*** Data for review Section Begins ***
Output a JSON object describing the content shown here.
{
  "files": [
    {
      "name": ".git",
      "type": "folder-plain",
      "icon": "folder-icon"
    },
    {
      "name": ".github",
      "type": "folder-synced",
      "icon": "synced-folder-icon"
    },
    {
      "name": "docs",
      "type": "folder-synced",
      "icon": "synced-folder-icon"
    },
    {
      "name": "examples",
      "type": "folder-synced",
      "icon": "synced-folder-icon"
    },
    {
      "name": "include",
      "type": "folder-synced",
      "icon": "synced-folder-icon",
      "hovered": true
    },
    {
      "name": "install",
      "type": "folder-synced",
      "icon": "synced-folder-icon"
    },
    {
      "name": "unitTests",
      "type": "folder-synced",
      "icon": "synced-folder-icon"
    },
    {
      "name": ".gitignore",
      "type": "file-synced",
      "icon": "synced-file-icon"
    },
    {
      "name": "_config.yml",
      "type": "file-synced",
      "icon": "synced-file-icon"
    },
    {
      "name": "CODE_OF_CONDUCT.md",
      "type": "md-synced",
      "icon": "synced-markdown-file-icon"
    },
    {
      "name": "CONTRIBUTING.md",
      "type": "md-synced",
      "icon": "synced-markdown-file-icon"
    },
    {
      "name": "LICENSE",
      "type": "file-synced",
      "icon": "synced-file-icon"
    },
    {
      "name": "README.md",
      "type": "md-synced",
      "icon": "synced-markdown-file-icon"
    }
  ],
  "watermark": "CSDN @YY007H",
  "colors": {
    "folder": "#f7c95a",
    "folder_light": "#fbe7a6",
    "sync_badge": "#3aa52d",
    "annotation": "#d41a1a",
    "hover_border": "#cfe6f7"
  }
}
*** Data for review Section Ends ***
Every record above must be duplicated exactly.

Answer area
Output a JSON object describing the content shown here.
{
  "files": [
    {
      "name": ".git",
      "type": "folder-plain",
      "icon": "folder-icon"
    },
    {
      "name": ".github",
      "type": "folder-synced",
      "icon": "synced-folder-icon"
    },
    {
      "name": "docs",
      "type": "folder-synced",
      "icon": "synced-folder-icon"
    },
    {
      "name": "examples",
      "type": "folder-synced",
      "icon": "synced-folder-icon"
    },
    {
      "name": "include",
      "type": "folder-synced",
      "icon": "synced-folder-icon",
      "hovered": true
    },
    {
      "name": "install",
      "type": "folder-synced",
      "icon": "synced-folder-icon"
    },
    {
      "name": "unitTests",
      "type": "folder-synced",
      "icon": "synced-folder-icon"
    },
    {
      "name": ".gitignore",
      "type": "file-synced",
      "icon": "synced-file-icon"
    },
    {
      "name": "_config.yml",
      "type": "file-synced",
      "icon": "synced-file-icon"
    },
    {
      "name": "CODE_OF_CONDUCT.md",
      "type": "md-synced",
      "icon": "synced-markdown-file-icon"
    },
    {
      "name": "CONTRIBUTING.md",
      "type": "md-synced",
      "icon": "synced-markdown-file-icon"
    },
    {
      "name": "LICENSE",
      "type": "file-synced",
      "icon": "synced-file-icon"
    },
    {
      "name": "README.md",
      "type": "md-synced",
      "icon": "synced-markdown-file-icon"
    }
  ],
  "watermark": "CSDN @YY007H",
  "colors": {
    "folder": "#f7c95a",
    "folder_light": "#fbe7a6",
    "sync_badge": "#3aa52d",
    "annotation": "#d41a1a",
    "hover_border": "#cfe6f7"
  }
}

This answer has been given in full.